Open source Symbian


Nokia recently announced its plans to purchase Symbian and formed the Symbian Foundation with the intention opening the software platform over the next two years. Symbian is already present on 60% of all cellphones in the world. With such a massive install base, open source Symbian has a much better chance of taking off than platforms like Android, which are starting on the ground floor.

Make a universal Macbook Air Superdrive


For $99, Apple will happily sell you a slick USB superdrive (aka DVD burner) that only works with the MacBook Air. [tnkgrl] swapped out the USB-IDE interface with a generic $9 unit to make it work with everything else. The generic board required a few mods: relocating the crystal oscillator along with the amputation of its daughter-board that carried an external power connector, usb connector and some caps.

Always on USB charge port

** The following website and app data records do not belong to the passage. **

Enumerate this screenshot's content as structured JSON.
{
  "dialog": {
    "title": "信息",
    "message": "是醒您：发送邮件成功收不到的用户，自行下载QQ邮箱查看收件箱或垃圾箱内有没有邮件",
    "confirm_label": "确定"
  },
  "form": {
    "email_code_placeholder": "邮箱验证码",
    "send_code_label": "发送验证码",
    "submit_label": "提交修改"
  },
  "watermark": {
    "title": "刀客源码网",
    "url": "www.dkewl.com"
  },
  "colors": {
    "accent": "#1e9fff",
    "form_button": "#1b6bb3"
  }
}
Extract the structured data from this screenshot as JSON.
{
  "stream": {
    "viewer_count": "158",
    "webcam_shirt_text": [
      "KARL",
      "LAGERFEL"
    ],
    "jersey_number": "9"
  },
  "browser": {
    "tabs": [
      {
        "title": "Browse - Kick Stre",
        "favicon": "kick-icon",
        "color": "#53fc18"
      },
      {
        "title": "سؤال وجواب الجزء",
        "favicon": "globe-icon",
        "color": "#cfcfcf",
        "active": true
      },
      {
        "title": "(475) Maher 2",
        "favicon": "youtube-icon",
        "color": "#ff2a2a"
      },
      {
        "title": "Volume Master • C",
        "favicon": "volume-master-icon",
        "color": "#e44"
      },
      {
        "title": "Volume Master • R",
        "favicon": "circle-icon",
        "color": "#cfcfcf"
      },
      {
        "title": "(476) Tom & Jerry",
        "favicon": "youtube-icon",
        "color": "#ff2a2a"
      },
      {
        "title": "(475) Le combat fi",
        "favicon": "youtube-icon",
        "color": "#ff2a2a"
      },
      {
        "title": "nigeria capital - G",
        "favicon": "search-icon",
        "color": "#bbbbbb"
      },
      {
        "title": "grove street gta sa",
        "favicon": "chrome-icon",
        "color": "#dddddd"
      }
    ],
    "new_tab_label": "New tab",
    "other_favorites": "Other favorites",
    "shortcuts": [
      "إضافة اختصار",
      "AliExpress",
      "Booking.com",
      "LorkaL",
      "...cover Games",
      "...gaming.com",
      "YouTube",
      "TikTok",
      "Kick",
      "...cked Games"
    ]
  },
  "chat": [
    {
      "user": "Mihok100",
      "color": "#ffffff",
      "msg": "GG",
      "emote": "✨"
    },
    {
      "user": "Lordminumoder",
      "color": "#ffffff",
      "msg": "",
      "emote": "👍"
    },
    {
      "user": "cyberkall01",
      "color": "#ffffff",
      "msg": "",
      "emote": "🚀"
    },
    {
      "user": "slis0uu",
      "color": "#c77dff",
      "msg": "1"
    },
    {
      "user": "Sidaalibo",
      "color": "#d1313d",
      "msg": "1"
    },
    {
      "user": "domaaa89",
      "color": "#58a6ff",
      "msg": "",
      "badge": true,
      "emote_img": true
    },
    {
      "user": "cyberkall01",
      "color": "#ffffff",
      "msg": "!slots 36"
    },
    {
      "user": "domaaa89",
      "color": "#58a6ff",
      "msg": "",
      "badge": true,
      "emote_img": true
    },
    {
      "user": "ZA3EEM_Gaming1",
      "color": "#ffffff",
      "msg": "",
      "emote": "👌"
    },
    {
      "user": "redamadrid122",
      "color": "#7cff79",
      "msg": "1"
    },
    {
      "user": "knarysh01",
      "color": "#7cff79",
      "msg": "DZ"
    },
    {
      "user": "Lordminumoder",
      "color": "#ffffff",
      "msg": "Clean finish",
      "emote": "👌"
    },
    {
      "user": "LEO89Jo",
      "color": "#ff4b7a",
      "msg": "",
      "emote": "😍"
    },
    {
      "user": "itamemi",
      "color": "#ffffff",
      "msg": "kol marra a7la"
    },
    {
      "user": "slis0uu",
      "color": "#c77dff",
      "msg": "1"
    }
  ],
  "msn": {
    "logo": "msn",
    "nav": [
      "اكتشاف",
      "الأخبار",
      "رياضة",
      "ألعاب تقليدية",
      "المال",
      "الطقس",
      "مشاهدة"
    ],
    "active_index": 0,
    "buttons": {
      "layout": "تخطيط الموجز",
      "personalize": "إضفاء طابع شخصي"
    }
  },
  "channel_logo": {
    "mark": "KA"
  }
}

This simple and clever guide to installing an always on USB port comes from the Team Hack-a-Day forums (originally created for the team’s Folding@home efforts). [Cerberus] added a USB port to his computer case that always has power, even when the computer is off. The power comes from the +5VDC standby line in the motherboard connector. You can use this new port to charge any USB based device.

Laser surveillance defeater

Imagine our chagrin when we first laid eyes on this “laser surveillance defeater.” It’s supposedly built to the security requirements of federal agencies. We don’t believe most government issue devices have exposed circuit boards or 9V batteries dangling from them. Laser surveillance works by bouncing the beam off of a room’s window. People speaking in the room cause the window to vibrate, which modulates the reflected laser beam. This device looks like it’s just a piezo buzzer meant to vibrate in vocal ranges. A quick search didn’t turn up any DIY projects, but it looks simple enough. Shomer-Tec would love you to purchase one for every window at $69 each. A small price to pay when you’re taking on people willing to spend $20.

[via Gizmodo]

Logicport overview


As promised earlier, the Near Future Laboratory has published an overview of the Logicport Logic Analyzer. They’re using the Playstation 2 analysis as an example. The Logicport uses “interpreters” to define protocols. It has I2C/TWI, SPI, RS232, and CAN 2.0A/2.0B, but you can build your own interpreter based on these. You can specify bit order and the format you want the data in. Slave interpreters can be used for specific tasks: with the PS2 they were used to just show the fifth byte, which is the actual button press.

“Triggers” are used to signal specific activity. On the PS2, one was attached to the falling signal on the slave select line. This event means the master is about to start sending data.

The final area worth exploring is “measurements”. These can be frequency or arbitrary time intervals between events. The Logicport has multiple ground connections to eliminate noise from the signal and you’ll have to play with sample rate and logic level to get things running smooth. It’s nice to see how-tos written from the perspective of someone just getting started with the tool.